The Mirror of Magic: A History of Magic in the Western World
In the occult classic The Mirror of Magic, renowned surrealist Kurt Seligmann (1900-1962) draws from his encyclopedic practitioner's knowledge and extensive antiquarian collection to offer a comprehensive, illustrated history of magic and the occult from Mesopotamia and ancient Egypt through the 18th century. He explores the gods and divinatory arts of the legendary Sumerians and the star-wise Babylonians, including the birth of astrology. He examines the afterlife beliefs of the ancient Egyptians and the dream interpretation practices and oracles of ancient Greece, including the mysteries of Eleusis and the magical philosophy of Plato, Socrates, and other Greeks. He uncovers the origins of Gnosticism and the suppression and banishment of magic by the post-pagan, Christian emperors of Rome.
Seligmann reviews the principles of alchemy, sharing famous transmutations and allegorical illustrations of the alchemical process and explores the Hermetica and its remarkable adepts.
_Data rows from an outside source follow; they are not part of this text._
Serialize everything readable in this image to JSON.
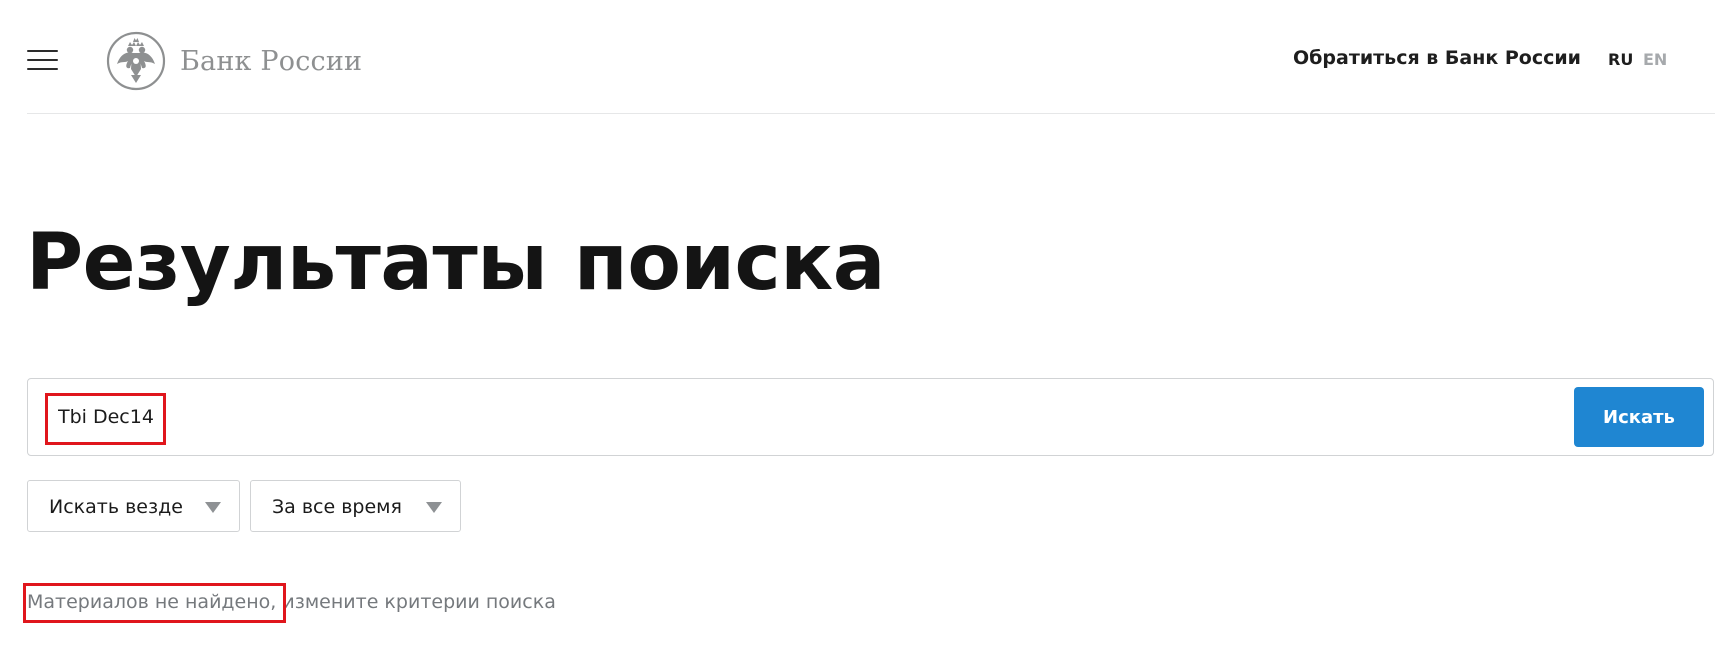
{
  "header": {
    "logo_text": "Банк России",
    "contact_link": "Обратиться в Банк России",
    "languages": [
      {
        "code": "RU",
        "active": true
      },
      {
        "code": "EN",
        "active": false
      }
    ]
  },
  "page": {
    "title": "Результаты поиска"
  },
  "search": {
    "query": "Tbi Dec14",
    "button_label": "Искать"
  },
  "filters": {
    "scope": {
      "selected": "Искать везде"
    },
    "period": {
      "selected": "За все время"
    }
  },
  "results": {
    "empty_message": "Материалов не найдено,",
    "hint": "измените критерии поиска"
  },
  "colors": {
    "accent": "#1f86d2",
    "highlight": "#e0161c",
    "muted_text": "#75797d",
    "logo_gray": "#8e9091"
  }
}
Investigating the Middle Ages, the author discusses the work of European magicians of the time, including Albertus Magnus, Roger Bacon, Agrippa, Nostradamus, and Pico Della Mirandola. He studies the medieval practices of devil worship, witchcraft, and black magic as well as the "Cabala" in both its Hebrew and Christian forms. He also examines the art of the Tarot and many lesser known divination techniques, such as metoscopy and physignomy (assessment of facial lines and characteristics, respectively). He explores the development of secret societies, including Freemasonry and Rosicrucianism, in the 17th century and the increase in occult publications and magical science in the 18th century.
First published in 1948, this history of magic and the occult seeks to "mirror" the magical worldview throughout the ages. Beautifully illustrated with images from the author's rare library, this collectors edition features all of the artwork--morethan 250 images--from the original 1948 edition.